Whiplash, 2014, USA
Andrew Neiman (Miles Teller) is a freshman at the prestigious Shaffer Conservatory. He’s a drummer, and hopes to become one of the drumming greats. He draws the attention of Terence Fletcher (J. K. Simmons), a brilliant but ruthless conductor at the school. He’s invited to join his band. At times, Fletcher treats Andrew in an almost fatherly way, telling him stories of how the great drummers were influenced to succeed by their mentors, but this behavior is contrasted by incredible verbal and physical abuse. Andrew practices for hours and hours in an attempt to live up to Fletcher’s expectations, and as time goes on, Fletcher’s influence changes who he is and the other relationships in his life.

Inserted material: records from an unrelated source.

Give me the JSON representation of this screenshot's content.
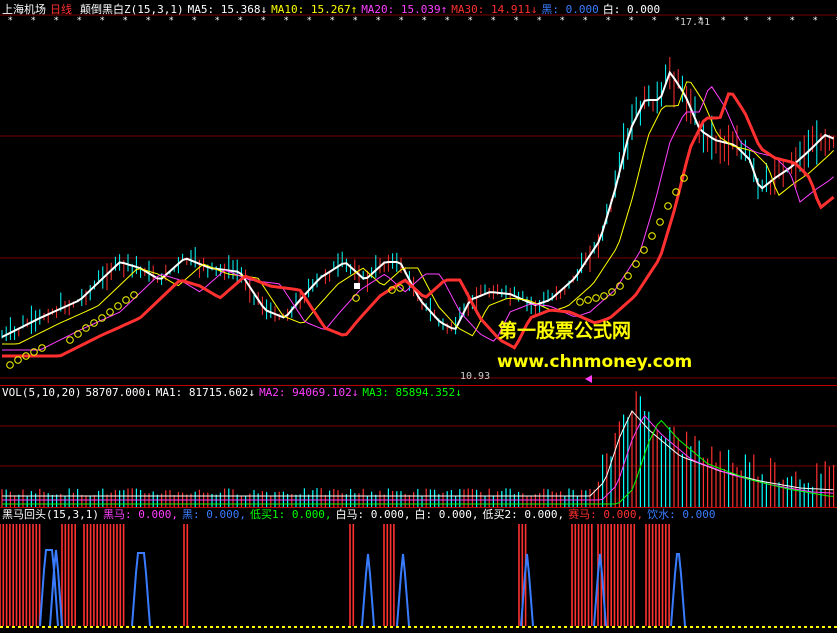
{
  "colors": {
    "red": "#ff3030",
    "white": "#ffffff",
    "yellow": "#ffff00",
    "magenta": "#ff40ff",
    "green": "#00ff00",
    "blue": "#3a7cff",
    "cyan": "#00ffff",
    "grid": "#7a0000"
  },
  "main": {
    "stock": "上海机场",
    "period": "日线",
    "indicator": "颠倒黑白Z(15,3,1)",
    "ma5": "MA5: 15.368↓",
    "ma10": "MA10: 15.267↑",
    "ma20": "MA20: 15.039↑",
    "ma30": "MA30: 14.911↓",
    "hei": "黑: 0.000",
    "bai": "白: 0.000",
    "high_label": "17.41",
    "low_label": "10.93"
  },
  "vol": {
    "name": "VOL(5,10,20)",
    "value": "58707.000↓",
    "ma1": "MA1: 81715.602↓",
    "ma2": "MA2: 94069.102↓",
    "ma3": "MA3: 85894.352↓"
  },
  "sub": {
    "name": "黑马回头(15,3,1)",
    "heima": "黑马: 0.000,",
    "hei": "黑: 0.000,",
    "dimai1": "低买1: 0.000,",
    "baima": "白马: 0.000,",
    "bai": "白: 0.000,",
    "dimai2": "低买2: 0.000,",
    "saima": "赛马: 0.000,",
    "yinshui": "饮水: 0.000"
  },
  "watermark": {
    "line1": "第一股票公式网",
    "line2": "www.chnmoney.com"
  }
}
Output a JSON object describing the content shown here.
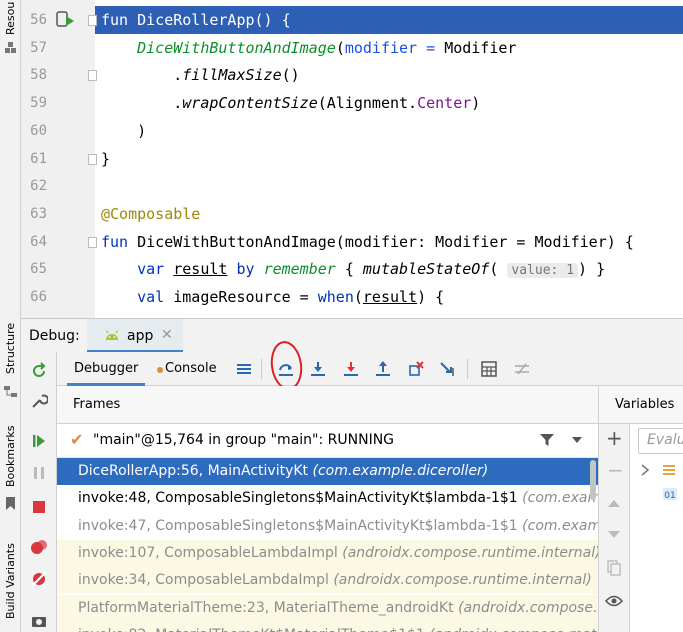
{
  "left_strip": {
    "labels": [
      "Resou",
      "Structure",
      "Bookmarks",
      "Build Variants"
    ]
  },
  "editor": {
    "lines": [
      {
        "num": "56",
        "tokens": [
          [
            "kw",
            "fun "
          ],
          [
            "",
            "DiceRollerApp() {"
          ]
        ],
        "highlight": true
      },
      {
        "num": "57",
        "tokens": [
          [
            "comp",
            "    DiceWithButtonAndImage"
          ],
          [
            "",
            "("
          ],
          [
            "param",
            "modifier"
          ],
          [
            "param",
            " = "
          ],
          [
            "",
            "Modifier"
          ]
        ]
      },
      {
        "num": "58",
        "tokens": [
          [
            "",
            "        ."
          ],
          [
            "ital",
            "fillMaxSize"
          ],
          [
            "",
            "()"
          ]
        ]
      },
      {
        "num": "59",
        "tokens": [
          [
            "",
            "        ."
          ],
          [
            "ital",
            "wrapContentSize"
          ],
          [
            "",
            "(Alignment."
          ],
          [
            "prop",
            "Center"
          ],
          [
            "",
            ")"
          ]
        ]
      },
      {
        "num": "60",
        "tokens": [
          [
            "",
            "    )"
          ]
        ]
      },
      {
        "num": "61",
        "tokens": [
          [
            "",
            "}"
          ]
        ]
      },
      {
        "num": "62",
        "tokens": []
      },
      {
        "num": "63",
        "tokens": [
          [
            "ann",
            "@Composable"
          ]
        ]
      },
      {
        "num": "64",
        "tokens": [
          [
            "kw",
            "fun "
          ],
          [
            "",
            "DiceWithButtonAndImage(modifier: Modifier = Modifier) {"
          ]
        ]
      },
      {
        "num": "65",
        "tokens": [
          [
            "kw",
            "    var "
          ],
          [
            "und",
            "result"
          ],
          [
            "kw",
            " by "
          ],
          [
            "comp",
            "remember"
          ],
          [
            "",
            " { "
          ],
          [
            "ital",
            "mutableStateOf"
          ],
          [
            "",
            "( "
          ],
          [
            "hint",
            "value: 1"
          ],
          [
            "",
            ") }"
          ]
        ]
      },
      {
        "num": "66",
        "tokens": [
          [
            "kw",
            "    val "
          ],
          [
            "",
            "imageResource = "
          ],
          [
            "kw",
            "when"
          ],
          [
            "",
            "("
          ],
          [
            "und",
            "result"
          ],
          [
            "",
            ") {"
          ]
        ]
      }
    ]
  },
  "debug": {
    "label": "Debug:",
    "tab_label": "app",
    "debugger_tab": "Debugger",
    "console_tab": "Console",
    "frames_title": "Frames",
    "variables_title": "Variables",
    "thread": "\"main\"@15,764 in group \"main\": RUNNING",
    "eval_placeholder": "Evalu",
    "frames": [
      {
        "method": "DiceRollerApp:56, MainActivityKt",
        "pkg": "(com.example.diceroller)",
        "style": "sel"
      },
      {
        "method": "invoke:48, ComposableSingletons$MainActivityKt$lambda-1$1",
        "pkg": "(com.example",
        "style": "normal"
      },
      {
        "method": "invoke:47, ComposableSingletons$MainActivityKt$lambda-1$1",
        "pkg": "(com.example",
        "style": "gray"
      },
      {
        "method": "invoke:107, ComposableLambdaImpl",
        "pkg": "(androidx.compose.runtime.internal)",
        "style": "lib"
      },
      {
        "method": "invoke:34, ComposableLambdaImpl",
        "pkg": "(androidx.compose.runtime.internal)",
        "style": "lib"
      },
      {
        "method": "PlatformMaterialTheme:23, MaterialTheme_androidKt",
        "pkg": "(androidx.compose.ma",
        "style": "lib"
      },
      {
        "method": "invoke:82, MaterialThemeKt$MaterialTheme$1$1",
        "pkg": "(androidx.compose.materia",
        "style": "lib"
      }
    ]
  },
  "colors": {
    "accent": "#2d6bbf",
    "annotation": "#e21d1d"
  }
}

Whiplash brings up an interesting question: is it worth pushing a possible musical prodigy to their limit in order to bring out their gift? Fletcher’s justification of his methods is just that: by saying ‘good job’ to someone, you’re not encouraging them to push harder and reach that next level: you’re telling them they’re good enough as they are. But Fletcher is also an example of a dangerous human being: someone who is terribly manipulative and almost sociopathic in his abuse. So do the ends justify the means? It’s a question that’s left unanswered, and it’s up to the viewer to make the decision themselves.
Simmons was incredible as Fletcher, in what is possibly my favourite 2014 performance so far. He manages to put the audience on edge: one minute he’s being friendly and gentle, the next, he’s spewing out the worst, most frightening insults you can imagine. Laughter peppered the theatre at times, not because what he said was funny, but because it was so uncomfortable that you just had to chuckle to work out the pit that has settled itself in your stomach. And, as an aside, I loved the use of light in the film, and the way it perfectly highlighted his face. It added an extra dimension of power and fear to his performance. Just from the way he walks, and the way he places his coat and hat on the coat stand, you can see that he is not a man to be trifled with. He is powerful and he knows it.
Teller was also very good as Andrew. He starts the film as a young man out of his element, and ends the film as someone else entirely. It’s inspiring and entirely satisfying to watch. I’m not a musician, but I could tell that most, if not all, of the drumming was real: apparently he had been a drummer prior to making this film.
Whiplash was excellent and one of the highlights of this year. I highly recommend it.